Embattled FIFA president Sepp Blatter said world football's governing body was facing "important times" and must "carry the flame of honesty" as he delivered his opening address to its 64th congress in Rio on Wednesday.
Blatter, facing an increasing storm over the organisation's controversial decision to award the 2022 World Cup to Qatar, did not confirm whether he intended to run for a fifth term as president.
Any such announcement is likely to be saved for his full presidential address later on Wednesday -- but he alluded to the possibility of trying for a further stint, saying FIFA needed "stable leadership to guide the way."
Last month, the 78-year-old said he wanted to stand for a fifth term -- a U-turn after he had previously said he would stand down when his current term ends next year.
On Wednesday, he addressed delegates from FIFA's 209 member nations hours after representatives of European football associations urged him to step aside rather than run again.
He told delegates of football's role as a force for good in the world -- and even suggested it could one day be played on other planets, with interplanetary cups competed for.
"These are important times for FIFA," he said. "The world is changing, and the game must change with it.
"It is our duty to keep soccer going forward but also to keep our governance and control bodies installed.
"Our duty is not only to develop the game, it is also to ensure the integrity of the game and protect the game, the game of the people. We shall be proud to see the impact of the game on our world.
"Football is not just a game, it is a multi-billion dollar business. I don't know if that is good or not. It creates controversial situations and then some difficulties. In this changing world, little is beyond the reach of politics and economics.
"Ladies and gentlemen, let's go together forward for the good of the game. We must carry the flame of honesty ... or we betray the true spirit of this game we love."
Blatter said FIFA's "basic values of discipline, respect and fair play could be brought in everywhere in the world, and then we would have realised our objective -- but our objective never finishes."
He said football is enjoyed "from north to west to east and south" and added: "We shall wonder if one day our game is played on other planets. Then one day we won't have the World Cup, we will have interplanetary contests."
On Tuesday, Blatter was condemned by English FA chief Greg Dyke, who hit out at his claim that racism was behind allegations of corruption over the awarding of the 2022 tournament to Qatar.
Dyke described those remarks as "offensive" and told reporters: "I said: 'I regard the comments you made yesterday about the allegations in the British media in which you described them as racist as totally unacceptable.'
"The allegations being made have nothing to do with racism -- they are allegations about corruption within FIFA. These allegations need to be properly investigated and properly answered.
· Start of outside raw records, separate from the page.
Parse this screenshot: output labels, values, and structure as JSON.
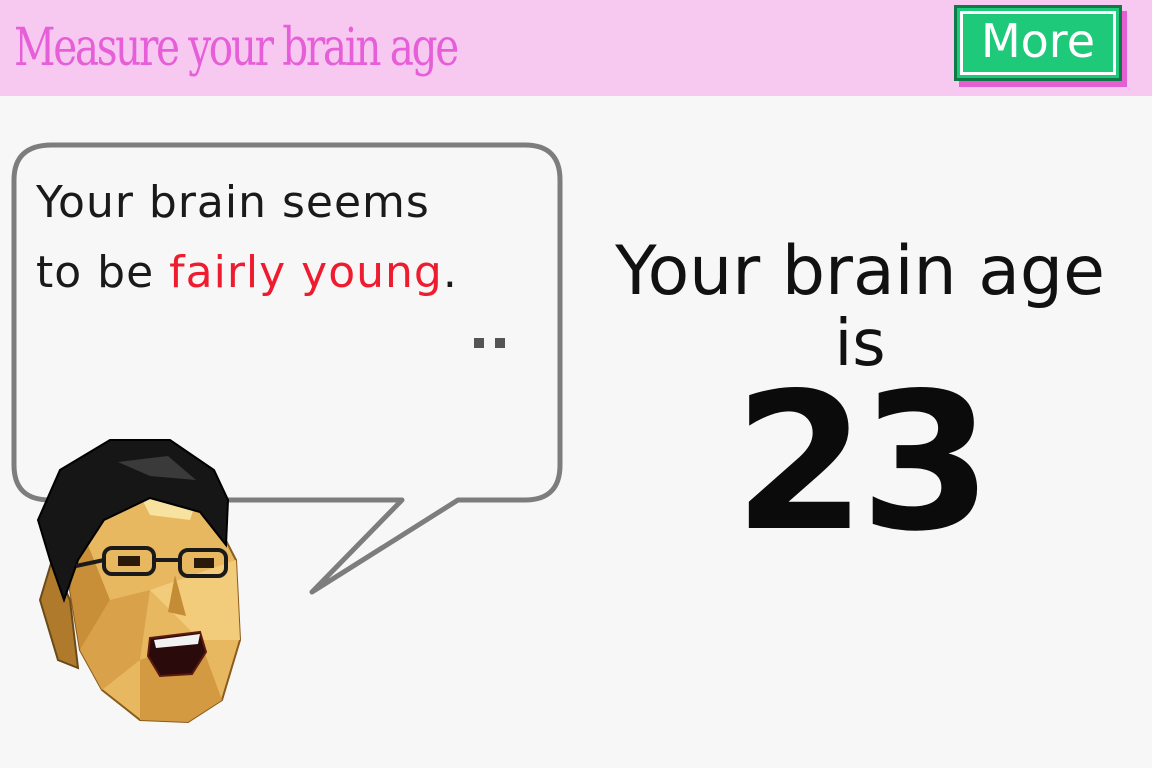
{
  "header": {
    "title": "Measure your brain age",
    "more_button_label": "More"
  },
  "speech_bubble": {
    "line1": "Your brain seems",
    "line2_prefix": "to be ",
    "line2_highlight": "fairly young",
    "line2_suffix": ".",
    "continue_indicator": "••"
  },
  "result": {
    "line1": "Your brain age",
    "line2": "is",
    "brain_age": "23"
  },
  "colors": {
    "header_bg": "#f7c9f1",
    "title_color": "#e65fd8",
    "button_green": "#1fc97a",
    "highlight_red": "#ee1c2e",
    "background": "#f7f7f7"
  },
  "icons": {
    "character": "dr-kawashima-face",
    "continue": "ellipsis-icon"
  }
}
"Mr Blatter, many of us are deeply troubled by your reaction to these allegations. It's time for FIFA to stop attacking the messenger and instead consider and understand the message."